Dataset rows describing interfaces
--- START ---

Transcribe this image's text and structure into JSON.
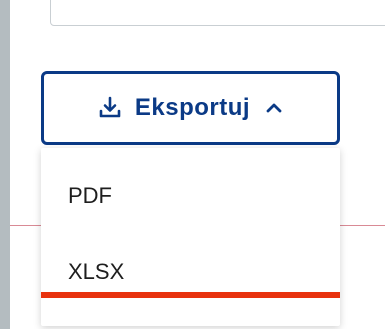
{
  "export_button": {
    "label": "Eksportuj",
    "icon": "download-icon",
    "chevron": "chevron-up-icon",
    "expanded": true
  },
  "dropdown": {
    "items": [
      {
        "label": "PDF"
      },
      {
        "label": "XLSX",
        "focused": true
      }
    ]
  },
  "colors": {
    "primary": "#0b3a86",
    "focus_underline": "#e8320e",
    "divider": "#d98a95",
    "outer_background": "#b4bcc0"
  }
}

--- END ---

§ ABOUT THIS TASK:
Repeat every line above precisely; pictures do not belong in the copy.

§ WORKED SOLUTION:
Transcribe this image's text and structure into JSON.
{
  "export_button": {
    "label": "Eksportuj",
    "icon": "download-icon",
    "chevron": "chevron-up-icon",
    "expanded": true
  },
  "dropdown": {
    "items": [
      {
        "label": "PDF"
      },
      {
        "label": "XLSX",
        "focused": true
      }
    ]
  },
  "colors": {
    "primary": "#0b3a86",
    "focus_underline": "#e8320e",
    "divider": "#d98a95",
    "outer_background": "#b4bcc0"
  }
}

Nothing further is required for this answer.